● **Task goal**
For the data below, work out the number of lines containing the string "Habotai" and answer with that number only.

*** Opening Available data ***

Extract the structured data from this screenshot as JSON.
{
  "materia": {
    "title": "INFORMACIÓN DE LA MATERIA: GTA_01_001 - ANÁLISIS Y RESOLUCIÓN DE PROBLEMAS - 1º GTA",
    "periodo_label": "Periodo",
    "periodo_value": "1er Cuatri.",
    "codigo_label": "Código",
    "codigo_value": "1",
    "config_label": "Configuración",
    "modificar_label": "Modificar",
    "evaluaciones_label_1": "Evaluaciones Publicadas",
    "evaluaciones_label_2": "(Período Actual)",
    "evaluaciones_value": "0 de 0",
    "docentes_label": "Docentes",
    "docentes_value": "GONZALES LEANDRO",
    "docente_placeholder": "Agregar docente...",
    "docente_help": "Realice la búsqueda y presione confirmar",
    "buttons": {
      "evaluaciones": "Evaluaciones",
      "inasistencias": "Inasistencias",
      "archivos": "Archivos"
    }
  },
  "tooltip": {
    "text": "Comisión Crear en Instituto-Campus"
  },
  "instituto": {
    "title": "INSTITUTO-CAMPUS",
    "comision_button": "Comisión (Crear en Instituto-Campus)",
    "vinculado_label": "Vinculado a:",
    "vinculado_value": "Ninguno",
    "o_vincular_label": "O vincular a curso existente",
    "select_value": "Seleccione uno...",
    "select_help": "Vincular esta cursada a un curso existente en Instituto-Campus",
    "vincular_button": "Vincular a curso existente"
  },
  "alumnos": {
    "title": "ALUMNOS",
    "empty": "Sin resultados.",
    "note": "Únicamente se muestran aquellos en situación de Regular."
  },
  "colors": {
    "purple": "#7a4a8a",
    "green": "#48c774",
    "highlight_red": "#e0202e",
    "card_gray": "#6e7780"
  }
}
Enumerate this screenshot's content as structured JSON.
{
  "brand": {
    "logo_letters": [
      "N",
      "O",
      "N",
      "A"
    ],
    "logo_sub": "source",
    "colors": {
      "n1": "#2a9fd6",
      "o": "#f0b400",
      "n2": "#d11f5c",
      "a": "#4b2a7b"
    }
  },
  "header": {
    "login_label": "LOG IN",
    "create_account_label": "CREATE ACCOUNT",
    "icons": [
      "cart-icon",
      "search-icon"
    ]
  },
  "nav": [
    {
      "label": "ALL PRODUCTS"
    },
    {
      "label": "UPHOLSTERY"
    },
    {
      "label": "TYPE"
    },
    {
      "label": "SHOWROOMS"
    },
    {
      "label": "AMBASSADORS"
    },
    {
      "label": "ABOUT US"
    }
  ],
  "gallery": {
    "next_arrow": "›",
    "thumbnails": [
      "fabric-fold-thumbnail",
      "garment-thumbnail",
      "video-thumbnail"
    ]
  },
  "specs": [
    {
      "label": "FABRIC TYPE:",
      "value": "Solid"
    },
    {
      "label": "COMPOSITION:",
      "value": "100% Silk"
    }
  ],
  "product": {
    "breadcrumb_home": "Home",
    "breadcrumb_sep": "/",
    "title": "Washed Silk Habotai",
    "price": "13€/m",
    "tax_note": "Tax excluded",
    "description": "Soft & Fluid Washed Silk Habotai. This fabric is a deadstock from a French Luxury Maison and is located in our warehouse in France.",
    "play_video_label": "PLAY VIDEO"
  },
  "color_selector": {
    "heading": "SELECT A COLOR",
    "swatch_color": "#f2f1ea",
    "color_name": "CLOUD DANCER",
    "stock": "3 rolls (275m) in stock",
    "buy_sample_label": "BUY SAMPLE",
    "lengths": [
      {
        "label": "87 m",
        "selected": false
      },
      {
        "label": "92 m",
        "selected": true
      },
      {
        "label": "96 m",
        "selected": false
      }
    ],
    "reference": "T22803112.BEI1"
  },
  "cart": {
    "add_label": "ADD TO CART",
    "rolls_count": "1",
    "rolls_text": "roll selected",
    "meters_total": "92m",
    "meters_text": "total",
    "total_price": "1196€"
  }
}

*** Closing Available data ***

● **Expected output**
2